*** Opening SOURCE INFORMATION ***
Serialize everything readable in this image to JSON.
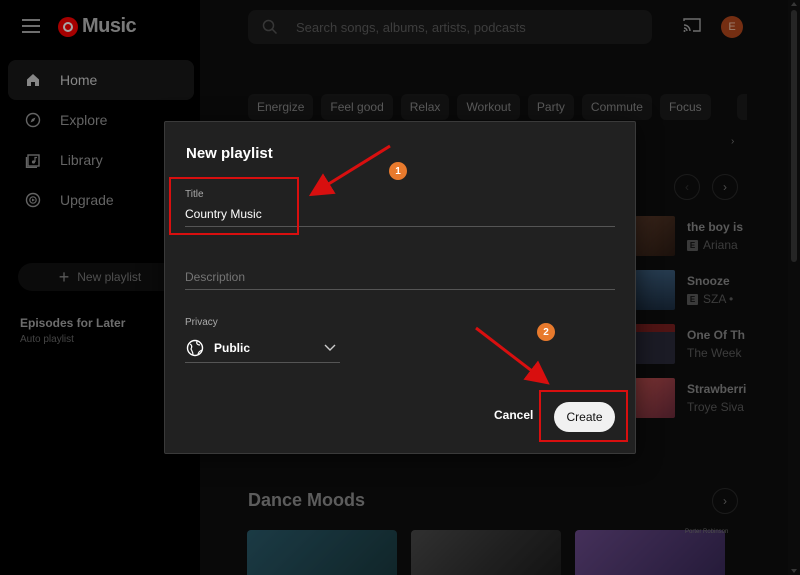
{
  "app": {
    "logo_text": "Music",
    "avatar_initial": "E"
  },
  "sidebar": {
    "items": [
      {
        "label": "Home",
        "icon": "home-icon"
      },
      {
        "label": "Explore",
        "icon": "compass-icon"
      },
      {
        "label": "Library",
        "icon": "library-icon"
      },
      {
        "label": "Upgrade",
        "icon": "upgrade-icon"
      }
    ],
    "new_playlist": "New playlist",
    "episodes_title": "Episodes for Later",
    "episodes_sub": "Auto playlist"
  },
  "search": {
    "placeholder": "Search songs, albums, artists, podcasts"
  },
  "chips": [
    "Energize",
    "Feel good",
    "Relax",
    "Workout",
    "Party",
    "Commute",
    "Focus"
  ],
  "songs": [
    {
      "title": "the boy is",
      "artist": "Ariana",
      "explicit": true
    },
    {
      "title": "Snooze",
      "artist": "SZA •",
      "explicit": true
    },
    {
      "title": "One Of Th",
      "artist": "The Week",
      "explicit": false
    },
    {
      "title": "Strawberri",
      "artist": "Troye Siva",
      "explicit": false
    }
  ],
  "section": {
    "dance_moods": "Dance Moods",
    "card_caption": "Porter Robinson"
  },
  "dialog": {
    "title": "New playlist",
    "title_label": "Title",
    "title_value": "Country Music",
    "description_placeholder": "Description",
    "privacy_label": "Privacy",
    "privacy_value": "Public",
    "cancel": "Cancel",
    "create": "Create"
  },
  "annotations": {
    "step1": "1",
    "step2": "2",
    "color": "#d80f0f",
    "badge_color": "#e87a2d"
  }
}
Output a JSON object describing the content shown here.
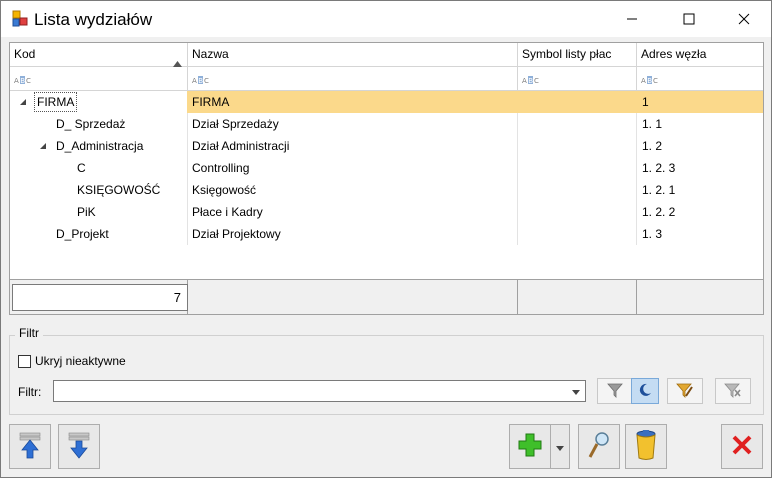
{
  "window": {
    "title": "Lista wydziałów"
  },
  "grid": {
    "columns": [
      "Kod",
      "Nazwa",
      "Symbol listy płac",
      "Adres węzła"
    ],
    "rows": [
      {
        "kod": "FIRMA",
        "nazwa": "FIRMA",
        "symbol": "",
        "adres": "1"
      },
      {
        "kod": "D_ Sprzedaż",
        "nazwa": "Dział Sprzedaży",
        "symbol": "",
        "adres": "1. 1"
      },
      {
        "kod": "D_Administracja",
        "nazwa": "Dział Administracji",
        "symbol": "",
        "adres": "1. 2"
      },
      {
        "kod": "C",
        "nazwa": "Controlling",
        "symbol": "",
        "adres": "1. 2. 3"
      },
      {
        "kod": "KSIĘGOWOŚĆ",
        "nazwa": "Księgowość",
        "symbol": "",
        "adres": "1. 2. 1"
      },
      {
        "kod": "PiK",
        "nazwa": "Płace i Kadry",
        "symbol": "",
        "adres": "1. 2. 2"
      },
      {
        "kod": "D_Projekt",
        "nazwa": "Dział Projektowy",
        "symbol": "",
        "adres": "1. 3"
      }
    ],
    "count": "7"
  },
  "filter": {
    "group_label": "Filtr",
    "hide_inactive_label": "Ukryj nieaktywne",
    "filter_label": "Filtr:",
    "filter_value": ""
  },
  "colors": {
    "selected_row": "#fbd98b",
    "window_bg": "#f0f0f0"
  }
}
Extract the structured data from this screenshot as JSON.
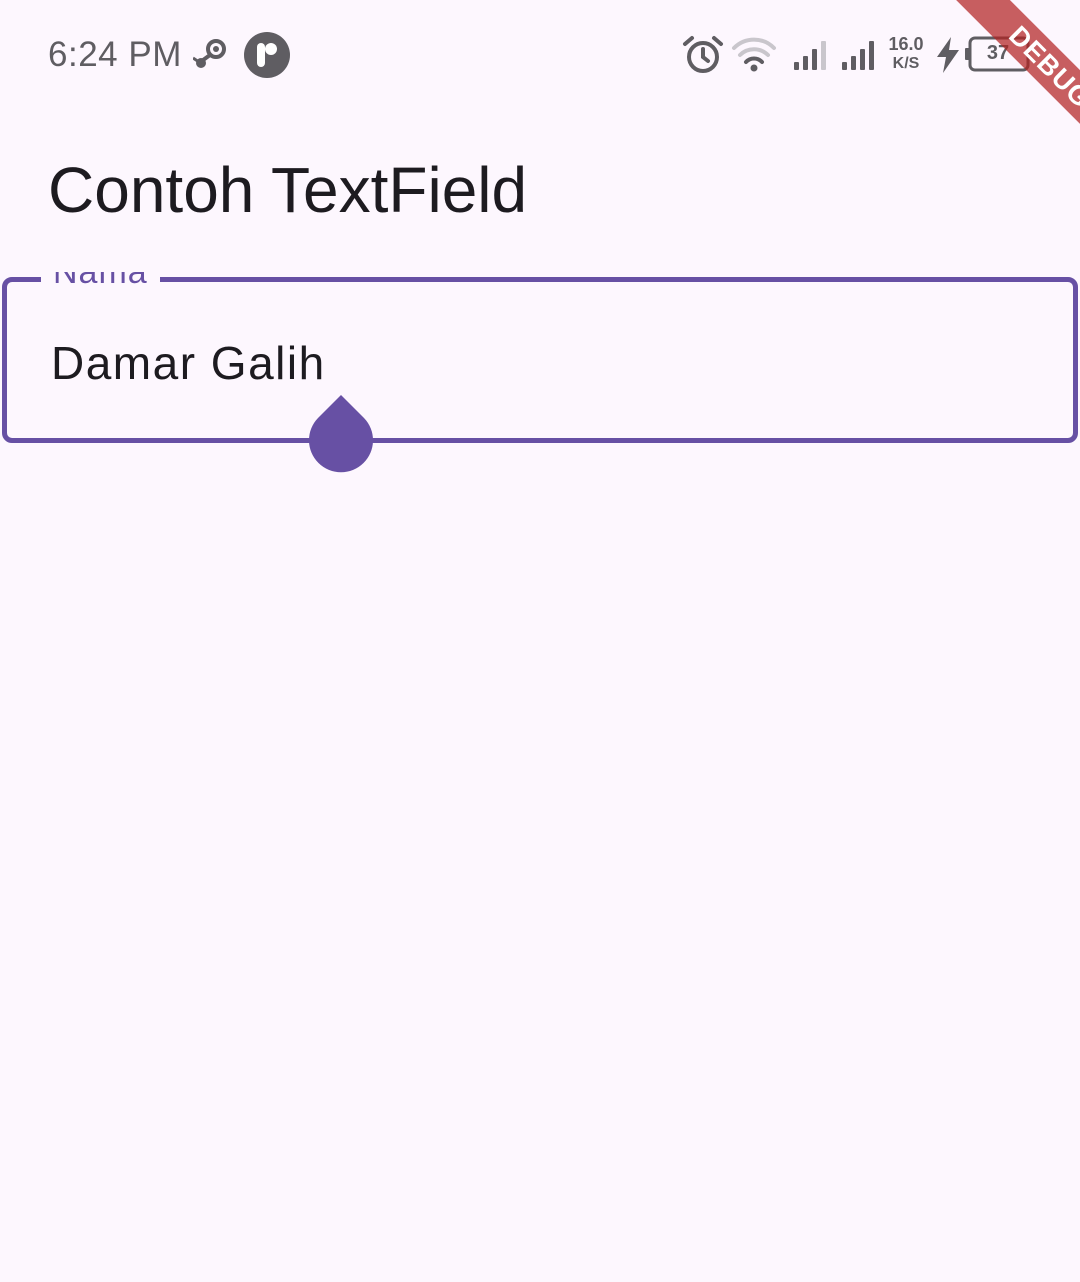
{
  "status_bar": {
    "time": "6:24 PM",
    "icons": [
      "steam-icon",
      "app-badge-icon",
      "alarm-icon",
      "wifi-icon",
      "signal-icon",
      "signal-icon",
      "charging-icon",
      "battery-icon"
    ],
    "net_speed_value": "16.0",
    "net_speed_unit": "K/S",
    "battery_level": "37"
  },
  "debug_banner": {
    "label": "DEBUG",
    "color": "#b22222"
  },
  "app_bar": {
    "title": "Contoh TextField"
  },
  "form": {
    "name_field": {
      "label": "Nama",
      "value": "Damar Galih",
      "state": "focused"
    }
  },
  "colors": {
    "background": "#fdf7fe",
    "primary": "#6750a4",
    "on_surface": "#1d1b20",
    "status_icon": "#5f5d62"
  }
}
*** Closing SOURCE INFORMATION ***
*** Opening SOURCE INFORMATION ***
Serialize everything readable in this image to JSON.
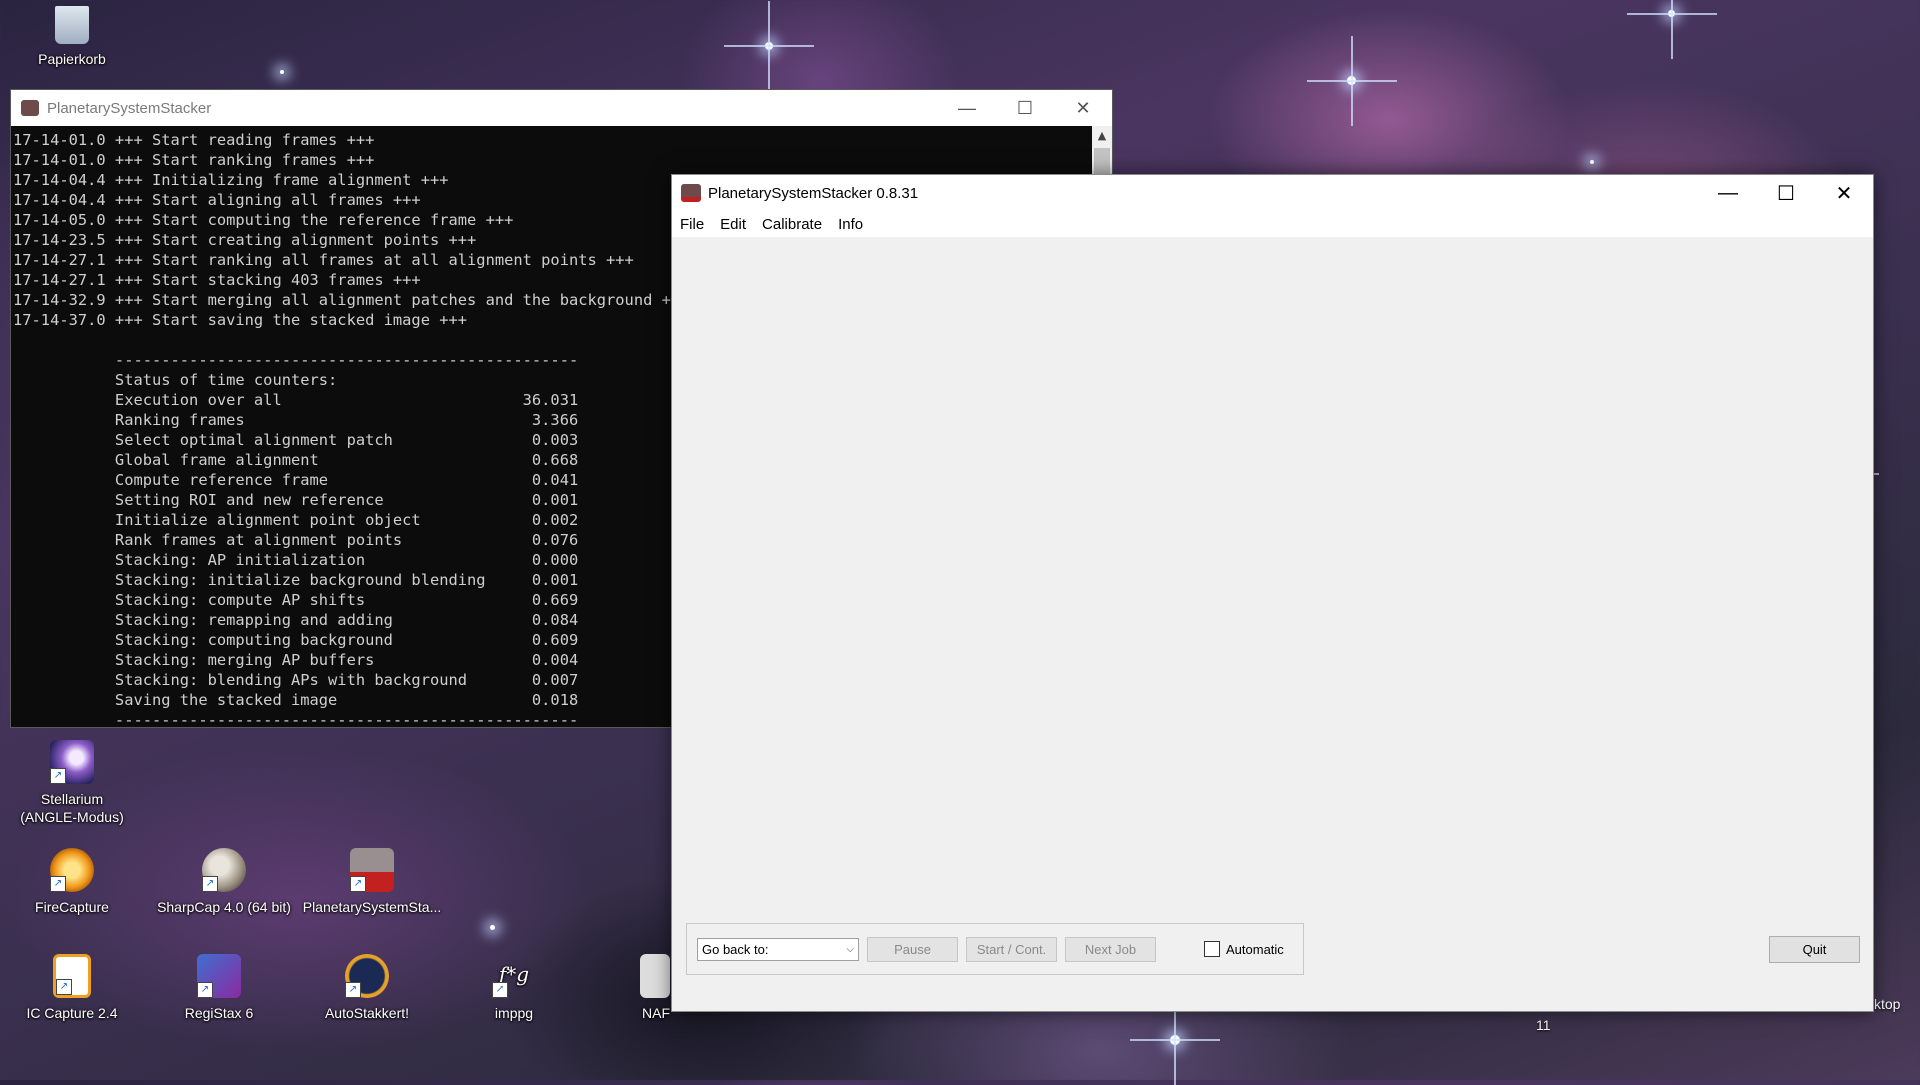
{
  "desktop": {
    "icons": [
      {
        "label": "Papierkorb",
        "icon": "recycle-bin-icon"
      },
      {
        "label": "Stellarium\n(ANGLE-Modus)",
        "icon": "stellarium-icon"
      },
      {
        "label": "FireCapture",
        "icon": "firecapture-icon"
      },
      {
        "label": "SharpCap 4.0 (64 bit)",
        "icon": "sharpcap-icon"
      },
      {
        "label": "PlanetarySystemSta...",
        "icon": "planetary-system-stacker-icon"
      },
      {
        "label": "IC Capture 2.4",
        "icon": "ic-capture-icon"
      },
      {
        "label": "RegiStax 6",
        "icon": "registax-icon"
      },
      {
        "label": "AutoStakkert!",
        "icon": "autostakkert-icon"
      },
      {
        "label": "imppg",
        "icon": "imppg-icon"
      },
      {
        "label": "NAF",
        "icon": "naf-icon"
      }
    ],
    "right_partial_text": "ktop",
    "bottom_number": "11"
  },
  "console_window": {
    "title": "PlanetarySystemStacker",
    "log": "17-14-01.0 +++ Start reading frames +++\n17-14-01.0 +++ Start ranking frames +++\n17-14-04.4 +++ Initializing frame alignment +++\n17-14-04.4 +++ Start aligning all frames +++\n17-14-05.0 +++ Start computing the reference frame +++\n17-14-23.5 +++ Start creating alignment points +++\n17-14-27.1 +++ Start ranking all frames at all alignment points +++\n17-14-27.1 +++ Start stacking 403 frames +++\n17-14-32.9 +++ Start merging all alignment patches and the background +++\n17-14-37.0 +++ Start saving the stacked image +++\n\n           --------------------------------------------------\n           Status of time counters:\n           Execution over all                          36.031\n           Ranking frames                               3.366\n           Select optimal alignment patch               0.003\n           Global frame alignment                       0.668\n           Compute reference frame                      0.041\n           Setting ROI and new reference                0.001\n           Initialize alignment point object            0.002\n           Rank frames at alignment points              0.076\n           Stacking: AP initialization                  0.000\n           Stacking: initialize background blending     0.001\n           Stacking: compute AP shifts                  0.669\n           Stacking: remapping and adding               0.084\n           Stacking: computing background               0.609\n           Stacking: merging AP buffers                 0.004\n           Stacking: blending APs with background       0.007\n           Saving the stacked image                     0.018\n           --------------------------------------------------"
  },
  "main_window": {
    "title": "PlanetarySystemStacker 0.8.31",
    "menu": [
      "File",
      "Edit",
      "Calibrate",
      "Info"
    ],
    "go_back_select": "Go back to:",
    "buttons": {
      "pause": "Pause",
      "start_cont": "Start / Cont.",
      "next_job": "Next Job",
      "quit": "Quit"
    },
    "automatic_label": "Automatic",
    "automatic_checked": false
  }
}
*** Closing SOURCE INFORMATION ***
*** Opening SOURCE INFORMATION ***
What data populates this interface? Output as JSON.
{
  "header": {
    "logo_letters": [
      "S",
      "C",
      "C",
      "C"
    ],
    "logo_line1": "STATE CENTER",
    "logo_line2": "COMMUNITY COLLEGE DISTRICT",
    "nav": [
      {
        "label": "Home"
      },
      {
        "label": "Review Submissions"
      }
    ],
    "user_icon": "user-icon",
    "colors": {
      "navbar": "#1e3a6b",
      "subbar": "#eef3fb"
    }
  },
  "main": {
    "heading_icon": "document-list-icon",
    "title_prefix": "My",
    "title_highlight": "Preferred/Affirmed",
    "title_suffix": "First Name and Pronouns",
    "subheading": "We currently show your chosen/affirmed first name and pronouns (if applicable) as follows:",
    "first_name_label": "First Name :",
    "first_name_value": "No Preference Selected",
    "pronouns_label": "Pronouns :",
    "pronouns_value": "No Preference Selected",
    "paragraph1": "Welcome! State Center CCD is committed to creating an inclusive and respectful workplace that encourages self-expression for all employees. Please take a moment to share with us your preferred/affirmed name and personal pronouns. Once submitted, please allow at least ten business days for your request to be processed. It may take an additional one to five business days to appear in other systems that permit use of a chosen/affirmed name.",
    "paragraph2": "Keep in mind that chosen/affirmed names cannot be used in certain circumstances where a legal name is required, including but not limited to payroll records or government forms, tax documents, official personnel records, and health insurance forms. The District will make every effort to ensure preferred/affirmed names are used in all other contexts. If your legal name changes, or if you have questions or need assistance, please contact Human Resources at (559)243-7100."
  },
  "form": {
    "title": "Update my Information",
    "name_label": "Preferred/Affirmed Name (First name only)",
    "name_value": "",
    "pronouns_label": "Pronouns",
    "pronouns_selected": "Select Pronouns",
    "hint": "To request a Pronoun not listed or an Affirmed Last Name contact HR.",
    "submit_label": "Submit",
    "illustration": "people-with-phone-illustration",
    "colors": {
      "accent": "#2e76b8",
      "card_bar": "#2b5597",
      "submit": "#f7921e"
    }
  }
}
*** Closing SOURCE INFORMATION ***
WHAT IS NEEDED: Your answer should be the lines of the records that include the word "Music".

COMPLETED TASK:
    "logo_text": "Music",
    "title_value": "Country Music",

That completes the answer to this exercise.